Vilna Becomes ‘Vilnius’ and Lithuanian is Making Itself Heard
100 Years Ago
An entire family of Italians is in Beth Israel Hospital for circumcisions after converting to Judaism. Joseph Petrigliano and his three sons, who live on Orchard Street in Corona, part of Long Island, N.Y., decided to convert to Judaism after Petrigliano’s Jewish wife, an immigrant from Galicia, told him of her recurring dream in which her dead father came to her and said, “Estherke, don’t blacken my name in heaven — make your husband and children into honest Jews.” After Petrigliano’s wife told him, he agreed to convert with the boys. All of them changed their names: The husband, Joseph, is now Avrom; the eldest son, Arthur, is now Aron; 5-year-old Edward is now Yosef, and the youngest, 3-year-old William, is now Leyzer-Ber. Soon they will celebrate a new wedding according to Jewish law, and Estherke Petrigliano’s father can rest easy.
75 Years Ago
Up until recently, not much Lithuanian was spoken in Vilna. But now that the city is “Vilnius” and Lithuanians have administrative power in their hands, the language is making itself heard. Vilna’s Jews have also taken to the language and are beginning to speak it in large numbers. Many of them are not doing too badly with it. Vilna’s Poles however are not happy with the situation and are demonstrating against having to use Lithuanian. Outside of the linguistic realm, the situation for Jews in Vilna is not particularly good. On the one hand, Lithuanian police helped stop anti-Semitic attacks on Jews; and on the other, Lithuanian merchants are attacking and boycotting Jewish shops. Caught in the middle, the Jews can’t seem to catch a break.
50 Years Ago
“While the police are asleep, we smear,” said graffiti written in huge letters on a monument in the German city of Bamberg, which is located not far from Nuremburg. Connected to pitched battles that have been waged between Nazi vandals and regular citizens, the graffiti is related to a memorial plaque that was unveiled last week to commemorate murdered Jews. The memorial sits on a site that had been a synagogue before the war but was one of several that had been destroyed during the pogrom of November 8, 1938, now known as Kristallnacht.
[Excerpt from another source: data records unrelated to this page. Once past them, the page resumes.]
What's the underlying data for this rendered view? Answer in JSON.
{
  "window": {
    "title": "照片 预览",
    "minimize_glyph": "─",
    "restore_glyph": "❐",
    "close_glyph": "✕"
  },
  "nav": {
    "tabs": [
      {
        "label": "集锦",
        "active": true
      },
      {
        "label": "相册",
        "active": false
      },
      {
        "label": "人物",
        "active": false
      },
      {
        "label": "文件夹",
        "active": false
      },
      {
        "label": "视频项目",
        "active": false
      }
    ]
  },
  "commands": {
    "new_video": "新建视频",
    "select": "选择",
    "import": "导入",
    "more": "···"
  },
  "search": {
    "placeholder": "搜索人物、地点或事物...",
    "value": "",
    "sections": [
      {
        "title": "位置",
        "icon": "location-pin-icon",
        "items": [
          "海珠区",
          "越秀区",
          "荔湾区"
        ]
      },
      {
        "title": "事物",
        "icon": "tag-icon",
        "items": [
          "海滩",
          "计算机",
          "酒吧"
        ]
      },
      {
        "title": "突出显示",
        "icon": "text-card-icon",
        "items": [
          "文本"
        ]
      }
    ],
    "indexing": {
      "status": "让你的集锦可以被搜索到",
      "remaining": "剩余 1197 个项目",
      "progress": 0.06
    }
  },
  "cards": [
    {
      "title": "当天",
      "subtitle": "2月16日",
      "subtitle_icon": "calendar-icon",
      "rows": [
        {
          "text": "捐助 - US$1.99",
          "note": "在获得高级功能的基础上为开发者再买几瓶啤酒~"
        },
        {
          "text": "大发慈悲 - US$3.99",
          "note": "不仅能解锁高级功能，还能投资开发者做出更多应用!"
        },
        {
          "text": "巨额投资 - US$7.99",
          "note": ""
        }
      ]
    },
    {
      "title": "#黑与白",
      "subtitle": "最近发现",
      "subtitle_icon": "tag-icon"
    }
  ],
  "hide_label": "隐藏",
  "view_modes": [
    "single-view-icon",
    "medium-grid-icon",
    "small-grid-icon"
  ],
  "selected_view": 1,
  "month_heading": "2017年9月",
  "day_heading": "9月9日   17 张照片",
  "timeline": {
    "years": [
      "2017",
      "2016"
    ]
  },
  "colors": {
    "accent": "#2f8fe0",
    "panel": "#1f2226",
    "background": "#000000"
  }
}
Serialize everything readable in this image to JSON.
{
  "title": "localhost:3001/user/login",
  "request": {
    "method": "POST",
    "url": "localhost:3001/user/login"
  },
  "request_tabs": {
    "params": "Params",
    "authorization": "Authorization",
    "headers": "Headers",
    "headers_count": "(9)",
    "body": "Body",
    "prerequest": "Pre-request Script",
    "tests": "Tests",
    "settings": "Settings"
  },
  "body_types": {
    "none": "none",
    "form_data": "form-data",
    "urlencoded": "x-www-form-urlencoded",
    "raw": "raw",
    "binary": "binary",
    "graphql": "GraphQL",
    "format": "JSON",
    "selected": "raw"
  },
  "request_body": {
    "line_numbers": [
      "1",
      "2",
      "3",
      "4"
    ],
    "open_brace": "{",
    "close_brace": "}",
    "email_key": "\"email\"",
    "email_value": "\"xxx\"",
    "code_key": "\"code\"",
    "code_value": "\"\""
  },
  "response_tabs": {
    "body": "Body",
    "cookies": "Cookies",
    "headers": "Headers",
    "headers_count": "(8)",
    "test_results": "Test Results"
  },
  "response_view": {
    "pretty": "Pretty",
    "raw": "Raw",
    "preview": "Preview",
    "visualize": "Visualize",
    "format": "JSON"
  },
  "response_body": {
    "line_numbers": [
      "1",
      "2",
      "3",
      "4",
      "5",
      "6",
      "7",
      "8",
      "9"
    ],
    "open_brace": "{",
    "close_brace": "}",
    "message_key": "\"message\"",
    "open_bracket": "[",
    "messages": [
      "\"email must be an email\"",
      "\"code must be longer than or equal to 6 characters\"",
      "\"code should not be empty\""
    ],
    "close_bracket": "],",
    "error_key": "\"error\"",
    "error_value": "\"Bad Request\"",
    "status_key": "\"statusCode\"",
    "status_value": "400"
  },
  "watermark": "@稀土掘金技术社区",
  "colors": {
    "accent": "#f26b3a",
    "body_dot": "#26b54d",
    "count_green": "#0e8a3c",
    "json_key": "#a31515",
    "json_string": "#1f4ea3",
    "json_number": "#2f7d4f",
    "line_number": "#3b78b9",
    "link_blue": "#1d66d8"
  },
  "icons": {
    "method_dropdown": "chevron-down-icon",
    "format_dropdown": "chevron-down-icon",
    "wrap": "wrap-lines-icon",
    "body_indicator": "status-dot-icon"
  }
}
Midweek, the vandals also did a great deal of damage to the city’s Jewish cemetery, but the townspeople were quick to raise 10,000 Deutschmarks in order to pay for the damages.